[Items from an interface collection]
- Opening Delimiter -

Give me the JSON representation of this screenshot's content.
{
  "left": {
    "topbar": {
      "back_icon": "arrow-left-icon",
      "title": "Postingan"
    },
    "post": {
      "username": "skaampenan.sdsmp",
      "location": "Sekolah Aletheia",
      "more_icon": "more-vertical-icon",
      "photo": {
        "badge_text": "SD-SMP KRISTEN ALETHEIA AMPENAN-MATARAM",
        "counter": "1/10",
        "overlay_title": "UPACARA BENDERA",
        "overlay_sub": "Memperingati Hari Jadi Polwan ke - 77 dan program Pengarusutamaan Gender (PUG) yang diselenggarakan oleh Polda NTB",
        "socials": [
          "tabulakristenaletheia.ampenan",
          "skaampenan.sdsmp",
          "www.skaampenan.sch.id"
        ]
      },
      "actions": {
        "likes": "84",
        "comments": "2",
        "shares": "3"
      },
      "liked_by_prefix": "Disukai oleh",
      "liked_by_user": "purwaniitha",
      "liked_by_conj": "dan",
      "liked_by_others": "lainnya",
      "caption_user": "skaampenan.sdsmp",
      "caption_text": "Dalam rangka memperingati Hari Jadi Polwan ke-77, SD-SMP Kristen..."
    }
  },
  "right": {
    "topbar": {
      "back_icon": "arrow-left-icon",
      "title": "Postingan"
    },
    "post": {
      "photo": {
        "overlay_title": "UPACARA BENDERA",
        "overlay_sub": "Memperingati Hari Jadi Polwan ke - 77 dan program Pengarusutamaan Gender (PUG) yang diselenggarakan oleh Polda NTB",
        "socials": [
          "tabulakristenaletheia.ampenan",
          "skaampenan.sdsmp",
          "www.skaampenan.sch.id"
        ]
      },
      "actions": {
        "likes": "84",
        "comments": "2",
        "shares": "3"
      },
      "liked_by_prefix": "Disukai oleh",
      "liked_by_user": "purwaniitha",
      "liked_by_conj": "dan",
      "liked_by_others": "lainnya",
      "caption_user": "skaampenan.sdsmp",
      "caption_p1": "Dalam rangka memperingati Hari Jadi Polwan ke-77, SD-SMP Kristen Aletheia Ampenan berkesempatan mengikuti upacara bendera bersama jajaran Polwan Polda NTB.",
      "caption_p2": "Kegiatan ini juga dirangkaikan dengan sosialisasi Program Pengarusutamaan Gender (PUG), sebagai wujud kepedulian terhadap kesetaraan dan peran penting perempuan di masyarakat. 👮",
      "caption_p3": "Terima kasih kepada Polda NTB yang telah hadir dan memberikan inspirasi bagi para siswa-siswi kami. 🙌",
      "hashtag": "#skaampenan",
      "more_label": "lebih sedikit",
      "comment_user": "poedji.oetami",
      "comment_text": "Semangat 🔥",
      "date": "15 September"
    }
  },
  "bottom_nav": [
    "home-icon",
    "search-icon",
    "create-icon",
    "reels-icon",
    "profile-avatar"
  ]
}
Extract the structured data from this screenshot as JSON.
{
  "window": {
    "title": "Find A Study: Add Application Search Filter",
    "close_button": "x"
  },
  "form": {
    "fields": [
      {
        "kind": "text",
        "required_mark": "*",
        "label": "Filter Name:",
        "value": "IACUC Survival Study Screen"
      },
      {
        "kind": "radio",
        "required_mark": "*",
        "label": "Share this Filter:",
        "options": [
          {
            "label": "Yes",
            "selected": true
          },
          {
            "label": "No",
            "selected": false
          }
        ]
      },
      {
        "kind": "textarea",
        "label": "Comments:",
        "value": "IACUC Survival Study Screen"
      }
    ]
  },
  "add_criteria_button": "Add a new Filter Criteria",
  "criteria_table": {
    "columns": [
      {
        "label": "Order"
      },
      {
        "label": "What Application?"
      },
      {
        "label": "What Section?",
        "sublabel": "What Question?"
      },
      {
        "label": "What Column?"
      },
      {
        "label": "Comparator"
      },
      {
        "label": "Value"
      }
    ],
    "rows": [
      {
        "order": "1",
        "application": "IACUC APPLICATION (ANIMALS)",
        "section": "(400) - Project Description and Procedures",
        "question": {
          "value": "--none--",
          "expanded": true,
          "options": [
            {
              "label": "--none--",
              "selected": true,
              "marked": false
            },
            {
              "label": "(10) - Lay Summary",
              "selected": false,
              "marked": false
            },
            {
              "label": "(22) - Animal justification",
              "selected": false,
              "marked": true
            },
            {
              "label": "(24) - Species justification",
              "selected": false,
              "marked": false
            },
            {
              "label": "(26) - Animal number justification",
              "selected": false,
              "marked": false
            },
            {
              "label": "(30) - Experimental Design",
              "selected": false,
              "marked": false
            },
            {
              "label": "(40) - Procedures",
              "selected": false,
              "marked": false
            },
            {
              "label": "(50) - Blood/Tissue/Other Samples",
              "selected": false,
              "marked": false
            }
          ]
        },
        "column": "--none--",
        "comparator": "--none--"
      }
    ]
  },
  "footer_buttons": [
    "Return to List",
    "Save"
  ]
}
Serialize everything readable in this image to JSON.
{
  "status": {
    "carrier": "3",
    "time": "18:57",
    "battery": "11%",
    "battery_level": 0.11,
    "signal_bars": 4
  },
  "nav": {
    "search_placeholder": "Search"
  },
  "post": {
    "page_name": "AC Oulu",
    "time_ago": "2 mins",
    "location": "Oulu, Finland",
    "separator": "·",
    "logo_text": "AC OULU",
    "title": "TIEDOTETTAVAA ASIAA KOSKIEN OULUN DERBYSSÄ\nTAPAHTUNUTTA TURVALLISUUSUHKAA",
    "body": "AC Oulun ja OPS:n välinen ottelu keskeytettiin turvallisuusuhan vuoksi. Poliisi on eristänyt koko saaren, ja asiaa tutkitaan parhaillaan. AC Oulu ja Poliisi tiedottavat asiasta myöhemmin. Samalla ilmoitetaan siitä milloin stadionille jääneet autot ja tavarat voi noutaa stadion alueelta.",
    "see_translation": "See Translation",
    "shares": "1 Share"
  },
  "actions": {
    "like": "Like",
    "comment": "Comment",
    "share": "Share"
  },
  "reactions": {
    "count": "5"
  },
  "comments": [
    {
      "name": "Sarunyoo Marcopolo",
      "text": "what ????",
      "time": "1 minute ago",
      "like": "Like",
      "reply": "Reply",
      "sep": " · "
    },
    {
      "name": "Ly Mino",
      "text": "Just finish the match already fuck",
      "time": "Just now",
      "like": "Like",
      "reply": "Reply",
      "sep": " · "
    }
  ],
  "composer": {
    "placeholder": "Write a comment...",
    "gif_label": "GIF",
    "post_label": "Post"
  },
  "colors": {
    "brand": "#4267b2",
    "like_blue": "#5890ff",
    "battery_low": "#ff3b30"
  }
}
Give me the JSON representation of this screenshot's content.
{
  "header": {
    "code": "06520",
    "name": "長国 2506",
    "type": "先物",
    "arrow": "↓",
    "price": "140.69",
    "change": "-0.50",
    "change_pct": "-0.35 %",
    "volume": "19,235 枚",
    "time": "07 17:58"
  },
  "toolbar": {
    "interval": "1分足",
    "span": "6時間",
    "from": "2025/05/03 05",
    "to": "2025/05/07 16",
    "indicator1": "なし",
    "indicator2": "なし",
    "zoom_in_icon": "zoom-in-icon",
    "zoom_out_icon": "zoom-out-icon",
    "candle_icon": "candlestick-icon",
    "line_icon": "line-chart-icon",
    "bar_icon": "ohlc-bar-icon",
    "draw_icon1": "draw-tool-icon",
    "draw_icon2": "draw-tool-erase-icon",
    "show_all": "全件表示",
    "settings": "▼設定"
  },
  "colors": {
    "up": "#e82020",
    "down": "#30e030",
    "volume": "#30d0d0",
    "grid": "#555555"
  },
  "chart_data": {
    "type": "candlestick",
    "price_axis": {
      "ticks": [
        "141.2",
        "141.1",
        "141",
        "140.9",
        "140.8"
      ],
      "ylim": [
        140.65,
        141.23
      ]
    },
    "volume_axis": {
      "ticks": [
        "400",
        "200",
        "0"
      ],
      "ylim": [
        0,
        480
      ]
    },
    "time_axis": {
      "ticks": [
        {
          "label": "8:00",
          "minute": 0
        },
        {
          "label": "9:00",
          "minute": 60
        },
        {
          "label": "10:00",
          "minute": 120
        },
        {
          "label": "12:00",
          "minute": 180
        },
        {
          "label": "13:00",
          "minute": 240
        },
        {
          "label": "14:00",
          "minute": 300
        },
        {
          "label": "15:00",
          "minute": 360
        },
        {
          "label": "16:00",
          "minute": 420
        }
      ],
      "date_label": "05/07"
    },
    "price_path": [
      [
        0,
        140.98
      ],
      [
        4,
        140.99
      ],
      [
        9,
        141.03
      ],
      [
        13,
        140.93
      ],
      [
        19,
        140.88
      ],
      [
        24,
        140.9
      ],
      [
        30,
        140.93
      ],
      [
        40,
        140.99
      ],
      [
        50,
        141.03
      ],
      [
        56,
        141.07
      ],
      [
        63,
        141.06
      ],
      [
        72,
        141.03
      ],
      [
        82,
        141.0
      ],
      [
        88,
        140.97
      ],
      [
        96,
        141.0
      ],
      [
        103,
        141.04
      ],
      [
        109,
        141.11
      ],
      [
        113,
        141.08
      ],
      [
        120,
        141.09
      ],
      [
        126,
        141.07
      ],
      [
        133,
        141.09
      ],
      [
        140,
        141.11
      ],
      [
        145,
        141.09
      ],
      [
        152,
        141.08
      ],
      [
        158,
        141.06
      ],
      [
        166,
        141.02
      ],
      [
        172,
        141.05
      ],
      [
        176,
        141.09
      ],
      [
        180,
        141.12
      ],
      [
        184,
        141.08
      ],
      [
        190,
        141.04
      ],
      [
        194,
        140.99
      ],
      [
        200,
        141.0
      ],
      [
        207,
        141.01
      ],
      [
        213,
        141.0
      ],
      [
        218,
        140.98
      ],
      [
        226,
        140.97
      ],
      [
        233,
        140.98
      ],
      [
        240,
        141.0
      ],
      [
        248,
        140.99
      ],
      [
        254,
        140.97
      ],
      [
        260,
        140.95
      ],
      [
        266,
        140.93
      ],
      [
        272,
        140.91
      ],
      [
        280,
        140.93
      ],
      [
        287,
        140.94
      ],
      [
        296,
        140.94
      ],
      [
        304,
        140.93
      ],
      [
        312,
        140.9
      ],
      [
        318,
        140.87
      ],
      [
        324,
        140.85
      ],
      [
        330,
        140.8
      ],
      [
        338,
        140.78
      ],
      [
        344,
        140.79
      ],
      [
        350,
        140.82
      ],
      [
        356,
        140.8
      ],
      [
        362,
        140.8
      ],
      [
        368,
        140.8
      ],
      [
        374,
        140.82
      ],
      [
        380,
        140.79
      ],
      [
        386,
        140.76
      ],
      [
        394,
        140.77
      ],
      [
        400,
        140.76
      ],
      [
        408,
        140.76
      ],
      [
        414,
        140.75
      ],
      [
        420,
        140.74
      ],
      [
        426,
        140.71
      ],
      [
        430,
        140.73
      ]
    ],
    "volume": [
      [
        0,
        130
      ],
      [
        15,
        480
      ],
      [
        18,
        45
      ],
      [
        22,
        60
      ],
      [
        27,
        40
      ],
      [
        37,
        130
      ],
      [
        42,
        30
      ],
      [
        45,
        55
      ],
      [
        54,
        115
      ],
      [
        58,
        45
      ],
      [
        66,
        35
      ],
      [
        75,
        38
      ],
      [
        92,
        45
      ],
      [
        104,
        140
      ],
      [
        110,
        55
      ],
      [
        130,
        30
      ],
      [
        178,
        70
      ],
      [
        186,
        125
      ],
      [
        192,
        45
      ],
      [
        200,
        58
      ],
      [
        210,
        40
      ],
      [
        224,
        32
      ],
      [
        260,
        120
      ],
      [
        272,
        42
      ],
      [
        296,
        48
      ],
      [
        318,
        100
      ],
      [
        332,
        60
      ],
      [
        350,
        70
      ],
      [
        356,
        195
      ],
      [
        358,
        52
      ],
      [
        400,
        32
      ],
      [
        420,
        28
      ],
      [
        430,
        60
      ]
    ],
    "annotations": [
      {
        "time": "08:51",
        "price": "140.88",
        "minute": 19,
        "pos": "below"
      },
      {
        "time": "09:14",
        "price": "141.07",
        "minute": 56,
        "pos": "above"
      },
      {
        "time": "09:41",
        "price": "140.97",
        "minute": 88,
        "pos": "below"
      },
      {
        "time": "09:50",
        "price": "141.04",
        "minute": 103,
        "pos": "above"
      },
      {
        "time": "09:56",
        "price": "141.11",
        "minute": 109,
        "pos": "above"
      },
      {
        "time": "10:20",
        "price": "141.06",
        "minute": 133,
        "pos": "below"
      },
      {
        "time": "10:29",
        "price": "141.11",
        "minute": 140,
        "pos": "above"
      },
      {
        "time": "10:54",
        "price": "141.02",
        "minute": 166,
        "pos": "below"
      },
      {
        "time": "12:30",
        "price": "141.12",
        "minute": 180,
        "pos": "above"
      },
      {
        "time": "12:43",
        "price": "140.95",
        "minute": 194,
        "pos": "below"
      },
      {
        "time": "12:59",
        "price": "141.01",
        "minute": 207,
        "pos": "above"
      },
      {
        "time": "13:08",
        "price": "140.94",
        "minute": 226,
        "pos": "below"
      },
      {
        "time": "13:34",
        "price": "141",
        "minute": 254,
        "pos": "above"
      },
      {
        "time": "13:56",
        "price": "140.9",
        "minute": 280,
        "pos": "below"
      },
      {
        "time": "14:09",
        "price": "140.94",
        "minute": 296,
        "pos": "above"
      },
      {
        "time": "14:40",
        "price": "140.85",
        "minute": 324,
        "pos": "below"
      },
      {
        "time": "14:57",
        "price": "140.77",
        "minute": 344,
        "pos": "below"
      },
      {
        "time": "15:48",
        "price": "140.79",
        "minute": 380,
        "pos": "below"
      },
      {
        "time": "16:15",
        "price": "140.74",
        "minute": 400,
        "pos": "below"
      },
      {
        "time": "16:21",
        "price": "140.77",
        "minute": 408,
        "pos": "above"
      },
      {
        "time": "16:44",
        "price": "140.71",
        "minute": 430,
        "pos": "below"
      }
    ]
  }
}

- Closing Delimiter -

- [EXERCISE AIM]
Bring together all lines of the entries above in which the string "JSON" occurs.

- [RESULT BELOW]
Give me the JSON representation of this screenshot's content.
Extract the structured data from this screenshot as JSON.
Serialize everything readable in this image to JSON.
Give me the JSON representation of this screenshot's content.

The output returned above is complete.